So you are an American thinking of going to Australia. You have packed your things and left your place. Suddenly, you remembered something that your friends warned you about in Australia. They told you to never attempt speaking Australian slang as the “Aussies” will just laugh at you and call you a “Wanker”, which means a monkey slapper. Well they have a point. It is very hard to learn Strine (a made up language spoken by Australians).
Strine is another word for Australian slang and this is what you don't want to attempt working on if you don't want Australians to make fun of you. Best thing that you can do is just to understand their dialect and respond by speaking in your normal English form. Since Australians also speak English, you will not have any problems with that. Here are some basics though if ever you hear an Australian conversation or when they strike up a conversation with you.
- Keep in mind though that Aussies (pronounced as ozzies, not aussie) love making fun of themselves and everybody around them, and yes, even you.
- Aussies will tend to drop the letter “g” when saying words that ends with “-ing”
- They remove the word “the”.
- They talk fast, so make sure what you're hearing is right. You could always say “pardon?”
- One word that you always say as well is the word “gonna” that was derived from “going to”, but it's “gunna” in Aussie terms. Once they use this, they will also remove almost every word that came with a sentence and all that matters is to complete the thought of the sentence. So what would most likely to happen is that they will ask you “Gunna watch?” instead of “Are you going to watch?”

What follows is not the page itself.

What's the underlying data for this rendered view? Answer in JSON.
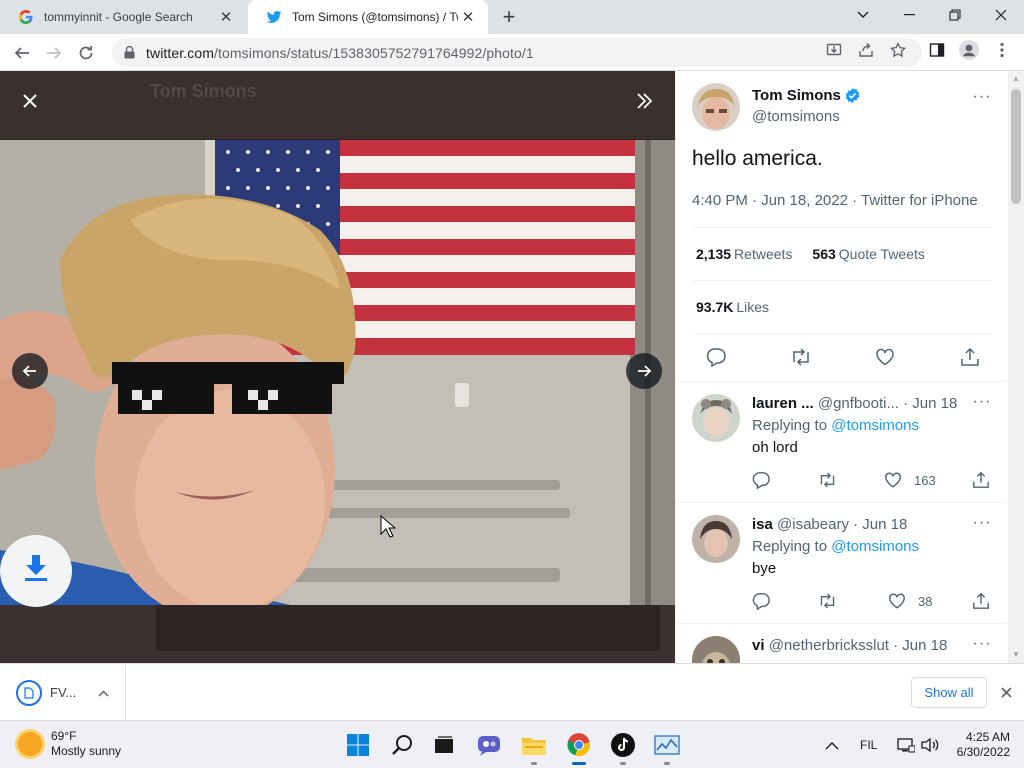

- For the days of the week, they take off the letter “a” on the word when pronounced. That's why it will sound like “Saturdy” or “Wednesdy”.
- They tend to make words shorter with the words “g'day” instead of saying “good morning”
- “Arm arm” is like a signal for help, children often use this word, and it could be used the same way as when you're pleading for help.
- “Arm arm! I was bim-bye that lil guy over there!”
- “Bim-bye” means to be attacked, more of like “attacked by” or “hit by”
- “Sheila” is a generic term for a female.
- Once the word becomes too long, they will still make it short. Like the bird kookaburra will be just called “kooka” instead.
- Barbecue party is also done in Australia, but here they call it “barbie”
- They also do a lot of nicknaming and shorten the name. For last names that has Scottish heritage like “McIntyre” will be called “Macca”. “Bluey” is the term for red heads.
So with that said you can start having a conversation with an Australian and find some key points when they talk to you. They are not really hard to understand at all once you get the thought of the sentence.